    • How do we handle object classes? A read might require a round trip to replicas to fulfill, we probably don't want to block in the object class code during that time. Perhaps we only allow reads from xattrs and omap entries from the object class?
  • SJ - random stuff
    • PG temp mappings need to be able to specify a primary independently of the acting set order (stripe assignment, really). This is necessary to handle backfilling a new acting0.
    • An osd might have two stripes of the same PG due to a history as below. This could be handled by allowing independent PG objects representing each stripe to coexist on the same OSD.
      • [0,3,6]
      • [1,3,6]
      • [9,3,0]
    • hobject_t and associated encodings/stringifications needs a stripe field
    • OSD map needs to track stripe as well as pg_t
    • split is straightforward -- yay
    • changing m,n is not easy
Use cases:
  1. write full object
  2. append to existing object?
  3. pluggable algorithm
  4. single-dc store (lower redundancy overhead)
  5. geo-distributed store (better durability)

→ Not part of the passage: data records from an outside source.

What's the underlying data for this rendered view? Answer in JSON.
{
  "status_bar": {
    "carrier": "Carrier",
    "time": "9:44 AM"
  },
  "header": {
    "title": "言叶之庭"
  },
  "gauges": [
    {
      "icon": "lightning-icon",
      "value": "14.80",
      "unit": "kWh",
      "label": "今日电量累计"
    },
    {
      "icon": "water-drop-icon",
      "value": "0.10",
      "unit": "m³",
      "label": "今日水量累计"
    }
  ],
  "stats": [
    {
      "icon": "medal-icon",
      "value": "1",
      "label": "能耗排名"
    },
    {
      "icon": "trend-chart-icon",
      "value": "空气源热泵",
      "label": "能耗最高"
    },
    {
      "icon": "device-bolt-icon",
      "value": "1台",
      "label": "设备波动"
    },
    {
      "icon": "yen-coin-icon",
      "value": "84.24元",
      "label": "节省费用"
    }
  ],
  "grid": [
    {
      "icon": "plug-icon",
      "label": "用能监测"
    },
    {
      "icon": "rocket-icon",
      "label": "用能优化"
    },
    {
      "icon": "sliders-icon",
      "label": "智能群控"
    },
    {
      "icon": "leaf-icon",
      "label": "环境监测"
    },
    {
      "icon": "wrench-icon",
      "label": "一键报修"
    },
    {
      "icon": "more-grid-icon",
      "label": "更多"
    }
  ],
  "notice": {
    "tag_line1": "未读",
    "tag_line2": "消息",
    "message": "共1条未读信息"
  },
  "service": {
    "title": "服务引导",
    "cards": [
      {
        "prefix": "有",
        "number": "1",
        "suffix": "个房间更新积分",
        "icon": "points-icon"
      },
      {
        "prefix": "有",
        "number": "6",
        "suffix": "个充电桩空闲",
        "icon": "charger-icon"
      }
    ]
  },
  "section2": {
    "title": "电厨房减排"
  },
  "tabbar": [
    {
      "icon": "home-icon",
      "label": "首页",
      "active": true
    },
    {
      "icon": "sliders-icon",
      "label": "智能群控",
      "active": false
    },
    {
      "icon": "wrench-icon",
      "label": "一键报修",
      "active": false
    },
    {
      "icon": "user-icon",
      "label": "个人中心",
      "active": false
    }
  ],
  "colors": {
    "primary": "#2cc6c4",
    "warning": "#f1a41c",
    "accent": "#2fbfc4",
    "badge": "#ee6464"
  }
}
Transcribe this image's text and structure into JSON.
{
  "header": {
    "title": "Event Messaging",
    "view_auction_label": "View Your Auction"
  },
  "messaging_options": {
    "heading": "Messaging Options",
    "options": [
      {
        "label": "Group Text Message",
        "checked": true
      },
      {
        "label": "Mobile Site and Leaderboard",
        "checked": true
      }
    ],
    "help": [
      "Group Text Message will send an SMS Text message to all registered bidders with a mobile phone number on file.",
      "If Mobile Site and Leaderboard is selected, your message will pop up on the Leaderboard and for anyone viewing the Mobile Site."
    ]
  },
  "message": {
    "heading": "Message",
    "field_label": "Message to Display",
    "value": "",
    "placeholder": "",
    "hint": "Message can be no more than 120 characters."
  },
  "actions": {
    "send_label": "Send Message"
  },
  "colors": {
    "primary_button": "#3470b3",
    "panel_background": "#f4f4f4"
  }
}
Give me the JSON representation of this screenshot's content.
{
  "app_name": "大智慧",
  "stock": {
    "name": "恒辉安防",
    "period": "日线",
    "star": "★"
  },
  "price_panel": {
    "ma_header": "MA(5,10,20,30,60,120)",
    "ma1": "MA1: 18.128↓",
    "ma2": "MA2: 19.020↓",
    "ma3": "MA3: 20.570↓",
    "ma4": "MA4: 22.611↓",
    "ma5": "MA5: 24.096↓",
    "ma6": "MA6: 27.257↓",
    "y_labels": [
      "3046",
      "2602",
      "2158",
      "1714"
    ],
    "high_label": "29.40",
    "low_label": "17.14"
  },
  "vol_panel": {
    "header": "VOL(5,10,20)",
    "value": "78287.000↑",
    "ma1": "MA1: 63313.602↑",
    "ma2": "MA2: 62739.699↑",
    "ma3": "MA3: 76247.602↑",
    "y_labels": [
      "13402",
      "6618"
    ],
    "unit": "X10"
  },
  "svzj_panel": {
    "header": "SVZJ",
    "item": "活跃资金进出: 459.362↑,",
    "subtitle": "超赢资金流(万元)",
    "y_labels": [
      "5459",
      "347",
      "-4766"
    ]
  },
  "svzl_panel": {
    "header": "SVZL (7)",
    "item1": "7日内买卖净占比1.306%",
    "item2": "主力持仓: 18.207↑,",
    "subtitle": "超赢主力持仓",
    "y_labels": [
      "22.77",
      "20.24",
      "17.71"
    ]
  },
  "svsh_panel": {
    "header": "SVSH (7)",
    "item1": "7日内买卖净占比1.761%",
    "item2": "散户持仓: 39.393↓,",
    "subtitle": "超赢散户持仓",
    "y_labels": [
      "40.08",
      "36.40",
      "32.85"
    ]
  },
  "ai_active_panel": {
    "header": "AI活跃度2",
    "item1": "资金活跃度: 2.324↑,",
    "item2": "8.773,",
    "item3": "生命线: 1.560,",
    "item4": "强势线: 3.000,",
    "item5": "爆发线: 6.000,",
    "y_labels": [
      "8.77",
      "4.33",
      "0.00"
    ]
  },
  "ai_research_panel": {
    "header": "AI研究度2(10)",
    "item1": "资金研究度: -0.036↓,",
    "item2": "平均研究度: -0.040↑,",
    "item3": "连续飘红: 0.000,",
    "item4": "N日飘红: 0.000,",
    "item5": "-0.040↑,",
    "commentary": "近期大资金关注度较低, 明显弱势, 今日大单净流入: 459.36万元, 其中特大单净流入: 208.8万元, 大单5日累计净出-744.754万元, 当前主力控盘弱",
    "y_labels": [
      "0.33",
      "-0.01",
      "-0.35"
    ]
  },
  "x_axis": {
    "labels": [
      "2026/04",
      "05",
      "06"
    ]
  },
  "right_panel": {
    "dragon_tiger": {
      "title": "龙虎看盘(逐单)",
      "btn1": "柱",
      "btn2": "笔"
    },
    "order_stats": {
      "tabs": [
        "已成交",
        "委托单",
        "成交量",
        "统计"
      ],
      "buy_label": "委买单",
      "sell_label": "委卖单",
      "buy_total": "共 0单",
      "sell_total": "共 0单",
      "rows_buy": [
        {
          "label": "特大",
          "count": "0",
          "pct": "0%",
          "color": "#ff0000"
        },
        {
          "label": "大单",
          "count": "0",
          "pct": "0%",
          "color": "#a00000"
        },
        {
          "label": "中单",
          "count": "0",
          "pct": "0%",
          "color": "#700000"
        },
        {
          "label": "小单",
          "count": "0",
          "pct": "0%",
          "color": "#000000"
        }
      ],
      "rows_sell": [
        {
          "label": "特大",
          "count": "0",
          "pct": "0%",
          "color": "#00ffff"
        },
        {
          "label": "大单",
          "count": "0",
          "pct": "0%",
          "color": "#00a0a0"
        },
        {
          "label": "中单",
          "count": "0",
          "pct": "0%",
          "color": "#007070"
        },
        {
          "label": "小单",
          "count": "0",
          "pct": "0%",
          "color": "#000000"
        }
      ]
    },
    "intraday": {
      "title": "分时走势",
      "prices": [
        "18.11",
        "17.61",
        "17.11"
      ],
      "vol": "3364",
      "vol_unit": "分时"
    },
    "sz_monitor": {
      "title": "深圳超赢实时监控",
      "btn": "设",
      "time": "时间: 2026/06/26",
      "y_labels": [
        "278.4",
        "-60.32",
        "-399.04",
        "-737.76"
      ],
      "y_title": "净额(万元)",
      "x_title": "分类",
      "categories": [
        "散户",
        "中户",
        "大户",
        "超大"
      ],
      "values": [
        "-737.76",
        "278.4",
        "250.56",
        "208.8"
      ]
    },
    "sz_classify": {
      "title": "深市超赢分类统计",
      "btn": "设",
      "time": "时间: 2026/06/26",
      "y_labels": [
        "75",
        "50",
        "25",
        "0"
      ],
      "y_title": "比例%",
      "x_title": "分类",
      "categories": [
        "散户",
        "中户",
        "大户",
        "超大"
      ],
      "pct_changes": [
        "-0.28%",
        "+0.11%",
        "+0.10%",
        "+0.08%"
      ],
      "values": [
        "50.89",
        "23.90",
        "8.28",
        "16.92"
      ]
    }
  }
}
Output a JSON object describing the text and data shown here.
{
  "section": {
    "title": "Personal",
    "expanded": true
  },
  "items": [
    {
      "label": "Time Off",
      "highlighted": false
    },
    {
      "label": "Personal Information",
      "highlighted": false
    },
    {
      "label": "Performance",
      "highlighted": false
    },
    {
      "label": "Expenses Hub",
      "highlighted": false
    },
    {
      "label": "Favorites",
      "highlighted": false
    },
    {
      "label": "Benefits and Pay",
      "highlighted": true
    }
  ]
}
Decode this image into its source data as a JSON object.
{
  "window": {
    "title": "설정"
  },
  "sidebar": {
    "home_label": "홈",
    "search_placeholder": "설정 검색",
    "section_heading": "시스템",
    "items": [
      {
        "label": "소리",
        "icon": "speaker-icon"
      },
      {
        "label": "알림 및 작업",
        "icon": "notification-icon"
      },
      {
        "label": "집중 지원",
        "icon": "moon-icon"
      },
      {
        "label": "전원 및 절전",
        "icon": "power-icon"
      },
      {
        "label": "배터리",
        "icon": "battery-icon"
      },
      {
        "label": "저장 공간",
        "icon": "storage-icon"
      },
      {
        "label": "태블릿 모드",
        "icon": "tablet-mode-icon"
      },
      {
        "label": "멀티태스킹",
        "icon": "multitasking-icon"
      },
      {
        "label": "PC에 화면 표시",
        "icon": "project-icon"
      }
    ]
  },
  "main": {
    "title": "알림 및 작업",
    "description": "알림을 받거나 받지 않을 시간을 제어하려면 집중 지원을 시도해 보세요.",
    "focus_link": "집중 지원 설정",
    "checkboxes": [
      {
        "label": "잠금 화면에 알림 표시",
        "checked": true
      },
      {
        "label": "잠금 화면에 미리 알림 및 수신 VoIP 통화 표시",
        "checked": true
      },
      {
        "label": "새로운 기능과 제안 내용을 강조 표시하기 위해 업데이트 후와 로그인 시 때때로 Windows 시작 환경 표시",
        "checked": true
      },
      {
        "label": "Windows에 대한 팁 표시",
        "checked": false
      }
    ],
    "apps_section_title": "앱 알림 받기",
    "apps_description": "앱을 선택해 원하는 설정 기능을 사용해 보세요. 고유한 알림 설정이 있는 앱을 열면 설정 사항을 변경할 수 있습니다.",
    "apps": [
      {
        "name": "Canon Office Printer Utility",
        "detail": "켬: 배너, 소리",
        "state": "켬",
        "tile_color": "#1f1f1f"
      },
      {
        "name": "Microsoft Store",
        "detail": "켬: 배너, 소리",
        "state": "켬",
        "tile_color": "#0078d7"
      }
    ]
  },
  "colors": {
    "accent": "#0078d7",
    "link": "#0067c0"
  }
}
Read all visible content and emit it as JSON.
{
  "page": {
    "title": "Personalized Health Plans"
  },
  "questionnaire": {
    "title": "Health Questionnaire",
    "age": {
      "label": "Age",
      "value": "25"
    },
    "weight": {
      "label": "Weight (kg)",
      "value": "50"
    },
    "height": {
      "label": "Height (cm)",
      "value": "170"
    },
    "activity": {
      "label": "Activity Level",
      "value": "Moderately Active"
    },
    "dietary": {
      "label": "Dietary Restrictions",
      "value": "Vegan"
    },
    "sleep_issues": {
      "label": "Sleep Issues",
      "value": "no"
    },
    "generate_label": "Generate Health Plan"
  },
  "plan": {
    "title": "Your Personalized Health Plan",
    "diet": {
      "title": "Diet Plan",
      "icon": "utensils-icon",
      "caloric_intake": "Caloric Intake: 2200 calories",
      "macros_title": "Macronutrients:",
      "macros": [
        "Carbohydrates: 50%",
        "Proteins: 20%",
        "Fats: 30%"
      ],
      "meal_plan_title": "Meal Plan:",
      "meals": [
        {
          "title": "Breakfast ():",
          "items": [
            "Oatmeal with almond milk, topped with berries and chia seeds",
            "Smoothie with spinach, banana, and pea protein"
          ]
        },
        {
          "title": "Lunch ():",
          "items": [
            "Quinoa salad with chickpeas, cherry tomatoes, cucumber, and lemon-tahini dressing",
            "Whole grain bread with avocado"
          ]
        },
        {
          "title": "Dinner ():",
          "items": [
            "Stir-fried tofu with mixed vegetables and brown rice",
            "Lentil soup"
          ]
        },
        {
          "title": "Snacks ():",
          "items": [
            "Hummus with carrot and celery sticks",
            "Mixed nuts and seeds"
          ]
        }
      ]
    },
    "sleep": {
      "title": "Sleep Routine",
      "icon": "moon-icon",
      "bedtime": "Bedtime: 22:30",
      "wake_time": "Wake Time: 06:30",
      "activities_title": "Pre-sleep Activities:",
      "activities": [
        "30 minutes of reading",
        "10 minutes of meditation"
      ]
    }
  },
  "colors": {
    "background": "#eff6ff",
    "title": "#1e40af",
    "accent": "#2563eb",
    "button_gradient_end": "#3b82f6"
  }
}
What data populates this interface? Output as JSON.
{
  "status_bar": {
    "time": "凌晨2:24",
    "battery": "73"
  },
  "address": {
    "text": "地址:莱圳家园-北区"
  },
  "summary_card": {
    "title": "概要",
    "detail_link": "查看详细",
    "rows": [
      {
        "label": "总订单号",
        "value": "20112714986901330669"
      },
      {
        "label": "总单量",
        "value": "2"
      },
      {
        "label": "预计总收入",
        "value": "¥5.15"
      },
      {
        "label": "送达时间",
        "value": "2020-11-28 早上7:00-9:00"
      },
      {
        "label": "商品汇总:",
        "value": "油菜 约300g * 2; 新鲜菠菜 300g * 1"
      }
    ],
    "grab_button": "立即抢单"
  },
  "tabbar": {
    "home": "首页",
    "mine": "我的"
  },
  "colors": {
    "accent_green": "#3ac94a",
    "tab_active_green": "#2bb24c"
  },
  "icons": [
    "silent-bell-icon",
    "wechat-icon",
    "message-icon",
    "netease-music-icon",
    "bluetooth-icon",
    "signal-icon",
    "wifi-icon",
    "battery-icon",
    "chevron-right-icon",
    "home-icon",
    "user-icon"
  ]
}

Questions:

object stripe unit size.. per-object or per-pool? => may as well be per-object, maybe with a pool (or aglorithm) default?

Work items:

clean up OSD -> pg interface
factor out common PG pieces (obc tracking, pg log handling, etc.)
...
profit!